I so appreciate that Eason doesn’t imply that a person can fill or complete another person. This is something else that I see all-too-frequently in romance novels, and I was so glad that Eason doesn’t do this! Instead, the characters appreciate that God brought them together and are prepared to see what He has next, for them.

The suspense plot line was intriguing, with some unexpected plot developments. This book kept me on my toes, which is something I enjoy in this genre.

I really enjoyed Penny’s characterization. She is undoubtedly a strong woman, who is willing to risk her life to protect those she loves most. At the same time, she’s not too proud to accept help and protection from others. I considered her to be a very likeable character.

The friendship between Penny, Julianna and Grace was beautiful. I appreciate that Eason portrays the importance of friendship, in addition to writing a romantic story. These girls have known each other for a long time and continue to take care of one another.

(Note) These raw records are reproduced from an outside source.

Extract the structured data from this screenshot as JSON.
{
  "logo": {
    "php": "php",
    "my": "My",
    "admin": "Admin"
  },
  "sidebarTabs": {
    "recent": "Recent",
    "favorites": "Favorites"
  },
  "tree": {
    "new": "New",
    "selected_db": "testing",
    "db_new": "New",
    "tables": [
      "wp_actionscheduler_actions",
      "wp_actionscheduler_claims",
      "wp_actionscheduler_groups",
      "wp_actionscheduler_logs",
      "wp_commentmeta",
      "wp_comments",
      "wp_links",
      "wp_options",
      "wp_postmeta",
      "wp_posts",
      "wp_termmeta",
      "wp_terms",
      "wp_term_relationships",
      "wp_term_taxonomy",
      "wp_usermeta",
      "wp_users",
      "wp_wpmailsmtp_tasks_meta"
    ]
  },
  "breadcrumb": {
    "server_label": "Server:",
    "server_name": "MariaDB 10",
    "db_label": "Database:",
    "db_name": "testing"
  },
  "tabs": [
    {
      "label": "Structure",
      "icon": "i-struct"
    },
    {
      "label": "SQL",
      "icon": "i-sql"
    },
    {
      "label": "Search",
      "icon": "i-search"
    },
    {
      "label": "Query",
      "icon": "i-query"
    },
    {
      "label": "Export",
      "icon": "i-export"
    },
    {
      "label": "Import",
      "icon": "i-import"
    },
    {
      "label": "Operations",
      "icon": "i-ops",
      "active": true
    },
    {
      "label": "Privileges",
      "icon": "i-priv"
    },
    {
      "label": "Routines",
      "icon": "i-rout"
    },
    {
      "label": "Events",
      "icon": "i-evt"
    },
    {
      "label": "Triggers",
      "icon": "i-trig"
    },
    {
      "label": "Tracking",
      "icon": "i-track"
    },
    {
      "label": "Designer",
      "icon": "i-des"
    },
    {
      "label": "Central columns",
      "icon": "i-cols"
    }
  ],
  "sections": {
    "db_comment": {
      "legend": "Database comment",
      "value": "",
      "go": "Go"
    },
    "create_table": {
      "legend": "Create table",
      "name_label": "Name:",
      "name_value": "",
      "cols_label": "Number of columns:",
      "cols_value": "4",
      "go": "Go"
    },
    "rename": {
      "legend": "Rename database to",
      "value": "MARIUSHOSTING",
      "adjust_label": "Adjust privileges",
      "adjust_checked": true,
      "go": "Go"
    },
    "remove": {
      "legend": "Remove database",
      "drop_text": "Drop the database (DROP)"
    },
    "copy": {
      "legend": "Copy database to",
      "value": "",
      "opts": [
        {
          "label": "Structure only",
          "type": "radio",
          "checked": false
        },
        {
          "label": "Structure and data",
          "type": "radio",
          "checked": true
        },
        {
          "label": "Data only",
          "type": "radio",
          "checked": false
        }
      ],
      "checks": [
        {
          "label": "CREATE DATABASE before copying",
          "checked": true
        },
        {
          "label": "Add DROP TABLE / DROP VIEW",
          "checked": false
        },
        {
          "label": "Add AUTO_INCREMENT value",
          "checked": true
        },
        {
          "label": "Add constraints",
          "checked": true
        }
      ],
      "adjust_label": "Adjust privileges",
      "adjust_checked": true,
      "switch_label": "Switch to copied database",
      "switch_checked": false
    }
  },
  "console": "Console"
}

Content Notes

As mentioned above, I am so happy not to have a disclaimer about the romance. There are a few kissing scenes, but I would describe these as tasteful and sweet.

There is some violence, including attack and self-defense. There’s also some really intense subject matter, since the book is about a woman-hating serial killer.

There are a couple short segments from the perspective of the serial killer, but there’s nothing graphic in these moments.

Additional Consideration

The below points may seem a bit “nit picky.” I do want to note that it is only because this book was SO GOOD that I have the luxury of observing the following:

Even before I made the decision to focus my reading on Christian titles, one thing I’ve felt convicted about is reading books with content I wouldn’t otherwise read, simply because of their “Christian” label. For instance, Ted Dekker is one of my very favorite authors and writes some REALLY powerful books. However, some of his titles are pretty much “horror,” and I recognized that I wouldn’t have touched them, if they weren’t “Christian.” I’ve decided it’s not a good idea for me to reread those.

With that said, Life Flight is nowhere near comparable with the intensity in some of Dekker’s more intense works. The “check” I have is intrigue for the sake of intrigue, because I didn’t really see a big statement about the light overpowering the darkness. While I don’t really see a lot of specifically “objectionable” content, I would have really liked to see a clearer purpose behind the inclusion of the dark elements. (This is something I very much see in Dekker’s works, especially the less horror-y ones.)

Recommendation Status

Although I wouldn’t have minded more emphasis on the spiritual content, this is a book I really enjoyed. The serial killer investigation may be intense for certain readers, but I was so gratified to see Eason’s treatment of the romantic relationship.